(asbarez.com) This was going to be my fourth trip to Armenia and naturally I could not wait to step foot back into the country where I feel most at home. This trip, however, was unlike my other visits—I was not visiting with family, nor was I participating in volunteer work. Instead, I had the honor of representing the Armenian Youth Federation-Youth Organization of the Armenian Revolutionary Federation-Dashnaktsutyun (AYF-YOARF) Eastern Region United States at the Armenian Revolutionary Federation-Dashnaktsutyun (ARF-D) Junior World Conference alongside my fellow ungeroohi, Ani Khachatourian.
The conference, which took place at the ARF-D Aram Manoukian Youth Office in Yerevan, was organized by the ARF-D Bureau Youth Office, and headed by the Director of ARF-D Youth Affairs, unger Sarkis Mkrtchian. The meeting was attended by 25 delegates from 12 regions across the world—including the United States, Syria, Lebanon, the United Arab Emirates, Holland, Iran, Cyprus, France, Javakhk, Artsakh (Nagorno-Karabagh), and Armenia. Unger Sasoun Nersesyan from ARF-D Armenia’s Supreme Council was also present and addressed the attendees during the opening and closing sessions of the conference.
The three-day meeting began with a presentation from each region and the ARF-D Youth Office, in which a two-year report of past activities was given. A question and answer session followed, which allowed the attendees to better learn the dynamics of the various organizations. The rest of the agenda was filled with fruitful discussions comprised of: how to train future Junior Advisors; how to strengthen ties with Juniors’ parents; obstacles the junior advisors face; the importance of retaining the ARF-D in educating the Juniors; and the importance of having a successful transition rate of Junior to Senior members.
One of the highlighted talking points throughout the conference was the value of making sure our work in our regions is transparent with the regions across the world, but most importantly with Armenia.
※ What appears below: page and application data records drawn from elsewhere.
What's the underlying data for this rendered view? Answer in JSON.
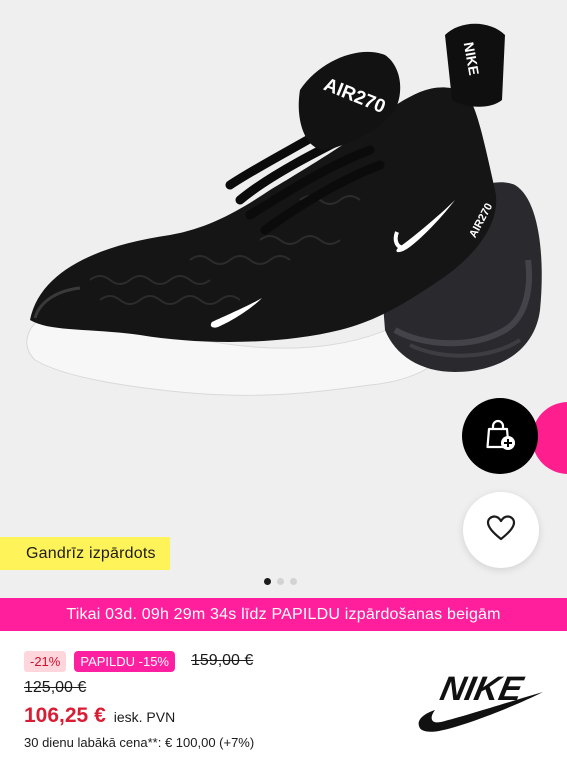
{
  "product": {
    "image_alt": "Nike Air Max 270 sneaker"
  },
  "badges": {
    "low_stock": "Gandrīz izpārdots"
  },
  "gallery": {
    "dots": [
      {
        "active": true
      },
      {
        "active": false
      },
      {
        "active": false
      }
    ]
  },
  "actions": {
    "add_to_bag_icon": "bag-plus-icon",
    "wishlist_icon": "heart-icon"
  },
  "promo": {
    "text": "Tikai 03d. 09h 29m 34s līdz PAPILDU izpārdošanas beigām"
  },
  "pricing": {
    "discount_tag": "-21%",
    "extra_tag": "PAPILDU -15%",
    "original_price": "159,00 €",
    "previous_price": "125,00 €",
    "final_price": "106,25 €",
    "vat_note": "iesk. PVN",
    "lowest_30d": "30 dienu labākā cena**: € 100,00 (+7%)"
  },
  "brand": {
    "name": "NIKE"
  },
  "colors": {
    "promo_pink": "#ff1f9c",
    "sale_red": "#d81d34",
    "low_stock_yellow": "#fff35a"
  }
}
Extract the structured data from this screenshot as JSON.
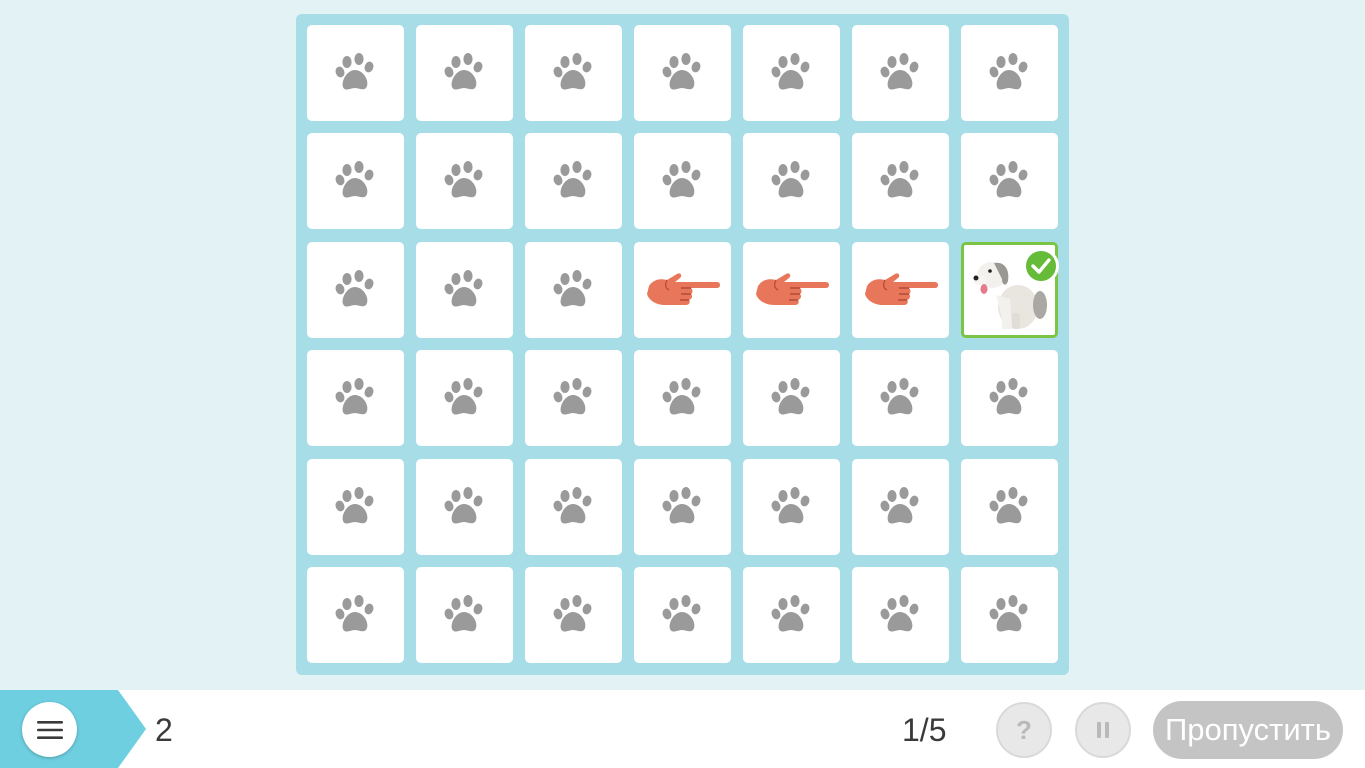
{
  "board": {
    "rows": 6,
    "cols": 7,
    "cells": [
      [
        "paw",
        "paw",
        "paw",
        "paw",
        "paw",
        "paw",
        "paw"
      ],
      [
        "paw",
        "paw",
        "paw",
        "paw",
        "paw",
        "paw",
        "paw"
      ],
      [
        "paw",
        "paw",
        "paw",
        "hand-right",
        "hand-right",
        "hand-right",
        "dog-found"
      ],
      [
        "paw",
        "paw",
        "paw",
        "paw",
        "paw",
        "paw",
        "paw"
      ],
      [
        "paw",
        "paw",
        "paw",
        "paw",
        "paw",
        "paw",
        "paw"
      ],
      [
        "paw",
        "paw",
        "paw",
        "paw",
        "paw",
        "paw",
        "paw"
      ]
    ]
  },
  "bottom_bar": {
    "level": "2",
    "progress": "1/5",
    "help_label": "?",
    "skip_label": "Пропустить"
  },
  "colors": {
    "background": "#e2f2f5",
    "board": "#a7dde6",
    "paw": "#9a9a9a",
    "hand": "#e8765a",
    "check": "#66bb38",
    "menu_tab": "#6dcfe0",
    "disabled_button": "#c4c4c4"
  }
}
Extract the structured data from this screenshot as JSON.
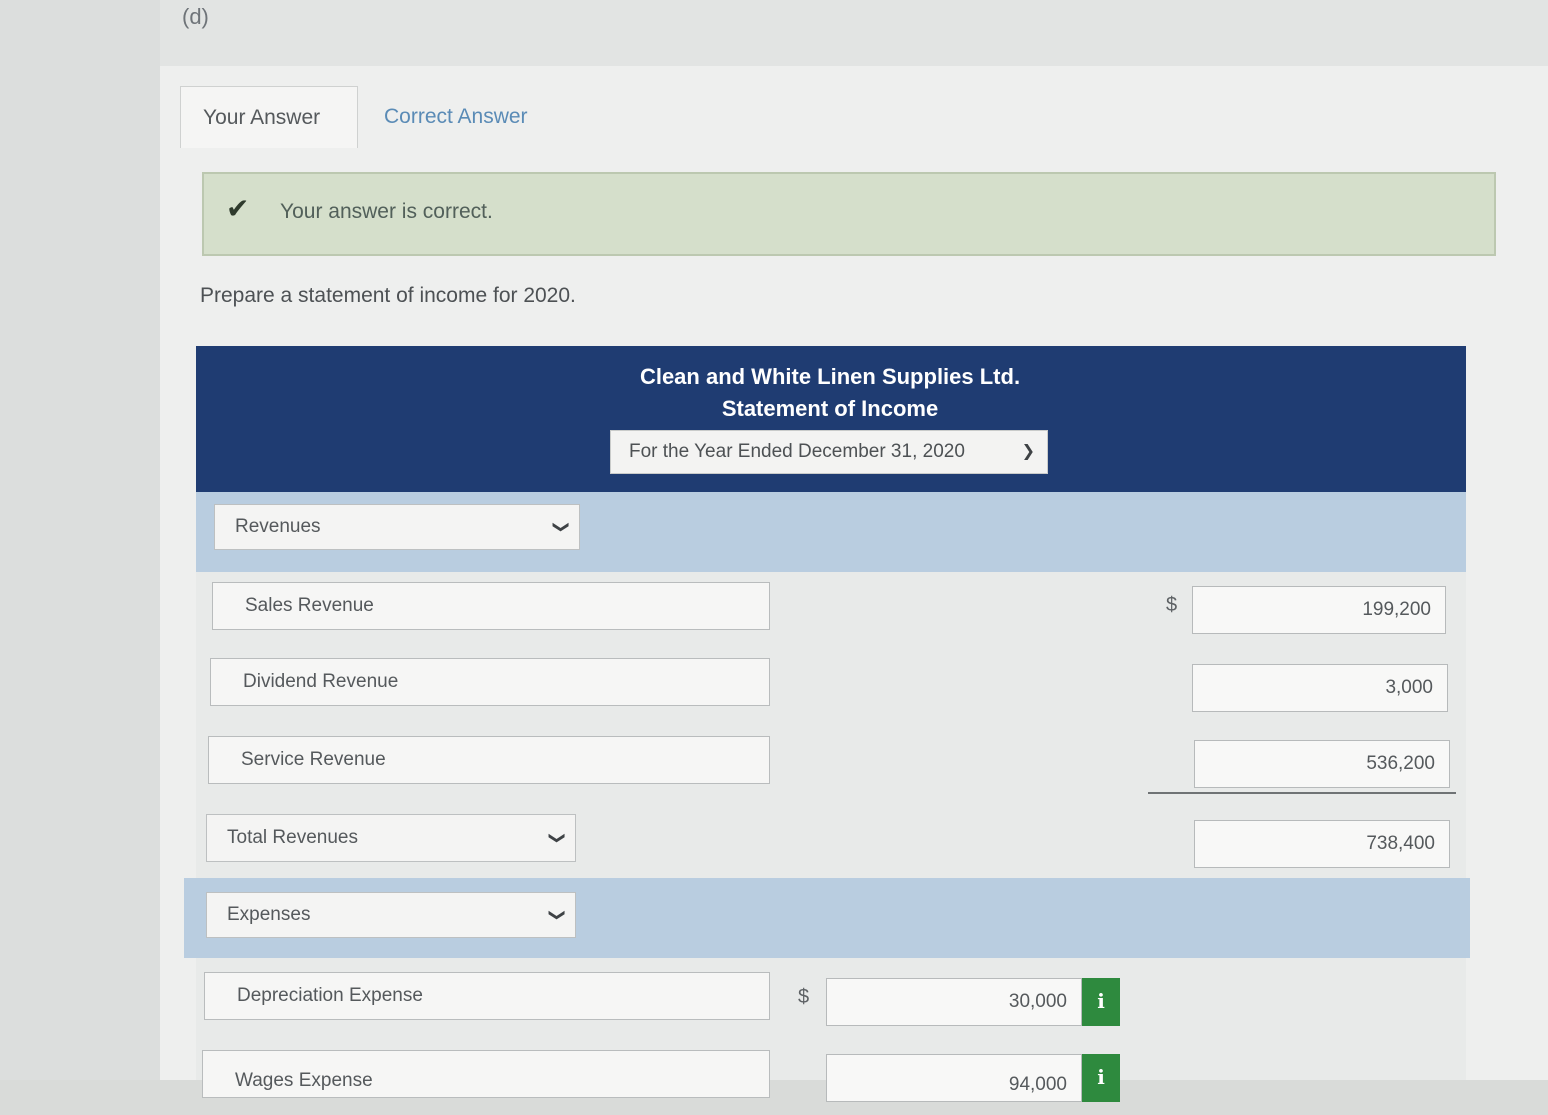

The significance of holding similar events in the future and creating new ways to use technology to bring our regions closer will only allow for more collaborated events and projects to take place.
During the meetings, I continuously felt humbled and proud that Ani and I were given the opportunity to travel to our homeland and take part in discussions with fellow ungers who although we had never met, had more similarities than people we had known for most of our lives.
“To my right, I had ungers from Artsakh, to my left I had Ungers from Holland, and in between I realized that none of these people were here for themselves. They were here for the future of our badanis (Juniors), our nation, and our cause,” said Khachatourian.
As our days were coming to an end, and the sad reality of leaving Armenia was settling in, I kept thinking how I was going to return to my region and be able to transition and implement my thoughts and experiences to my fellow members. Although leaving Armenia has naturally been accompanied by many tears in my eyes, this time there was an excitement and fire within my heart to share how amazing the work of our organization and the importance of our Juniors can be. This meeting opened up my eyes to see how powerful and influential our organization is; I cannot wait to see the strides we take in the forthcoming years.
Our Juniors are not only our future, but the focus of our present. They are the protectors of our nation; they are the hope for the Armenian people.
«Քաջ պատանի… դուք էք յոյսը Հայաստանի:»
“Kach badani… Duk ek huysuh Hayasdani.”
(“Brave youth… You are the future of Armenia.)